To set goals that meet the above criteria, use the SMART framework. This goal-setting method has been around since the ’80s and can be applied in countless business contexts to help you achieve more. SMART is an acronym that stands for Specific, Measurable, Attainable, Relevant, and Time-based.

Here’s how each letter of the SMART framework might look when setting recruiter objectives.

  • Specific: We want to attract more entry-level candidates who can be groomed for advancement within the company.
  • Measurable: We want to attend four job fairs per quarter at technical colleges.
  • Attainable: We want to focus our efforts on the tri-state area, where we have the most people on the ground who can make an impact.
  • Relevant: We want to target candidates who have automation training, so we’ll target new grads who are majoring in engineering, computer science, and programming.
  • Time-based: We want to increase the proportion of promoted candidates by 20% within the year’s first six months.

You’re learning how to improve when you identify weak areas and set SMART goals. This gives you an easy path to see everything you need to do in the new year to improve. Use these weak areas as a guideline, and write down actionable steps with the SMART framework. You’ll want each department to set its own SMART goals, and then you should also set SMART goals as an individual. It’s important to set company-wide SMART goals as well, breaking down the steps by department or individual, depending on the size of your company. This will help you improve your talent acquisition over the next year.

Step #5 Streamline systems 

It’s important to keep in mind that not every recruitment goal needs to be tied to an area of weakness. The things that you’re doing well right now can remain goals as you go into the 2023 year. Maybe, you can even improve on your best work. 

To wrap up your 2023 goal setting, look at your recruitment funnel and the associated systems. Where is there an opportunity to do things more efficiently, quicker, or with fewer resources? Some ideas to consider are streamlining your hiring funnel workflows, implementing new technology, increasing automation, eliminating needless steps, and conducting better data analysis.

Finally, once all is said and done, measure your results. If you don’t have one already, implement a structured system to track the recruitment metrics we’ve covered here and analyze them regularly. Some companies do this quarterly, others monthly. Find what works for you and stick to it so you’ll have even stronger data at your fingertips when the goal-setting time rolls around next year. That’s why it’s so important to use SMART goals so that you have accurate measurements.

Implement Creative Recruitment Strategies with 4 Corner Resources

If you want to reach untapped talent in 2023, turn to the staffing professionals at 4 Corner Resources. We can help you expand your candidate pool and source for hard-to-fill positions at all levels. Whether you’re looking for direct hire, contract staffing for a short-term project, or temporary assistance to cover labor gaps, we can connect you with the right professionals in your field.
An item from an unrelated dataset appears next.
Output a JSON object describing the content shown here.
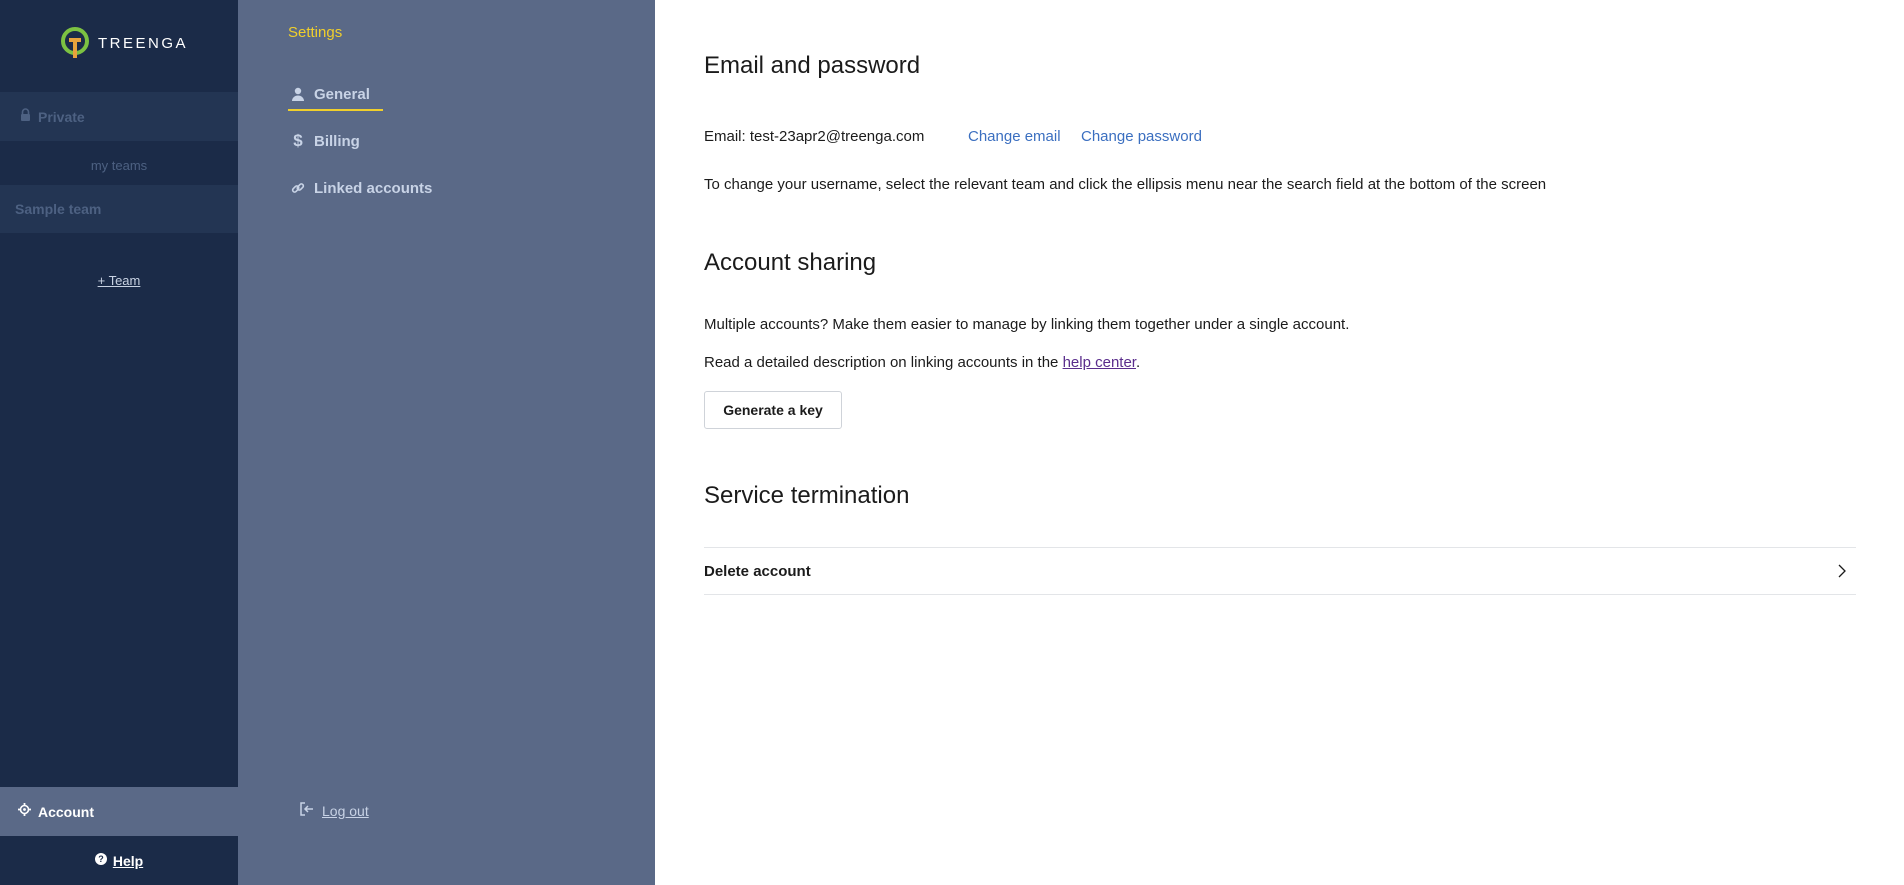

Our commitment to relationships, resources, responsiveness, and results has earned us a reputation as one of the top staffing firms in the U.S. We look forward to learning more about your recruitment goals for the year ahead and finding innovative, effective ways to help you reach them.

Contact us today to get started.
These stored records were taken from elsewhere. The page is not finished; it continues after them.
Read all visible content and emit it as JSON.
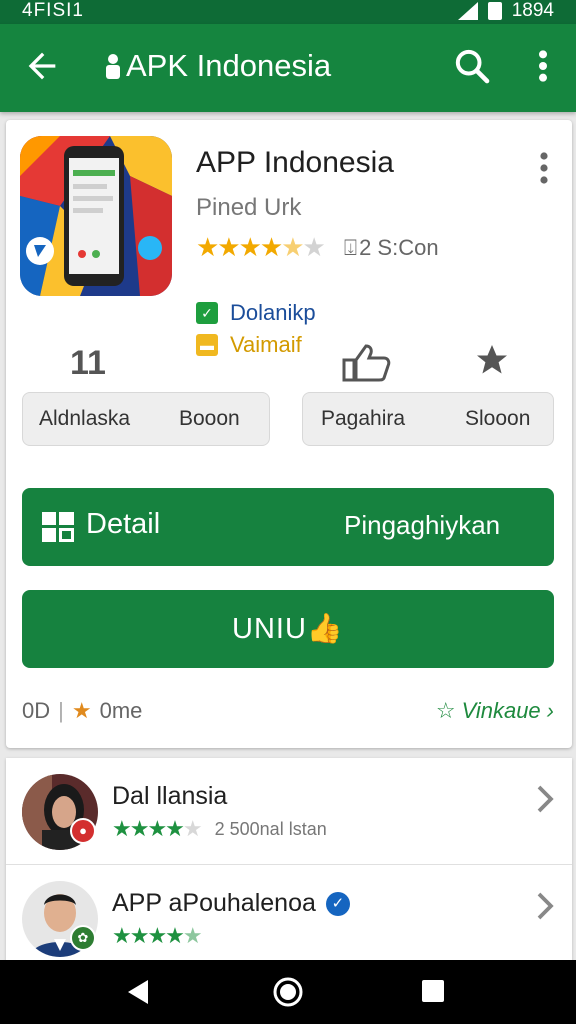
{
  "status_bar": {
    "left_text": "4FISI1",
    "time": "1894"
  },
  "app_bar": {
    "title": "APK Indonesia"
  },
  "app": {
    "name": "APP Indonesia",
    "developer": "Pined Urk",
    "rating": 4.5,
    "reviews": "2 S:Con",
    "badges": [
      {
        "label": "Dolanikp",
        "color": "#1b4d9a"
      },
      {
        "label": "Vaimaif",
        "color": "#d39a00"
      }
    ],
    "stat_left_icon_text": "11",
    "stat_left": {
      "label": "Aldnlaska",
      "value": "Booon"
    },
    "stat_right": {
      "label": "Pagahira",
      "value": "Slooon"
    }
  },
  "buttons": {
    "detail_label": "Detail",
    "detail_secondary": "Pingaghiykan",
    "install_label": "UNIU"
  },
  "footer": {
    "left_code": "0D",
    "left_text": "0me",
    "right_text": "Vinkaue"
  },
  "list": [
    {
      "name": "Dal llansia",
      "rating": 4,
      "rating_text": "2 500nal lstan",
      "badge_color": "#d32f2f",
      "verified": false
    },
    {
      "name": "APP aPouhalenoa",
      "rating": 4.5,
      "rating_text": "",
      "badge_color": "#2e7d32",
      "verified": true
    }
  ],
  "colors": {
    "primary": "#15853f",
    "star": "#f2a900",
    "accent_green": "#1e9140"
  },
  "icons": [
    "back-arrow-icon",
    "search-icon",
    "more-vert-icon",
    "thumbs-up-icon",
    "star-icon",
    "grid-icon",
    "chevron-right-icon",
    "verified-icon",
    "nav-back-icon",
    "nav-home-icon",
    "nav-recent-icon"
  ]
}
Pete Newsome

About Pete Newsome

Pete Newsome is the President of 4 Corner Resources, the staffing and recruiting firm he founded in 2005. 4 Corner is a member of the American Staffing Association and TechServe Alliance, and the top-rated staffing company in Central Florida. Recent awards and recognition include being named to Forbes’ Best Recruiting Firms in America, The Seminole 100, and The Golden 100. Pete also founded zengig, to offer comprehensive career advice, tools, and resources for students and professionals. He hosts two podcasts, Hire Calling and Finding Career Zen, and is blazing new trails in recruitment marketing with the latest artificial intelligence (AI) technology. Connect with Pete on LinkedIn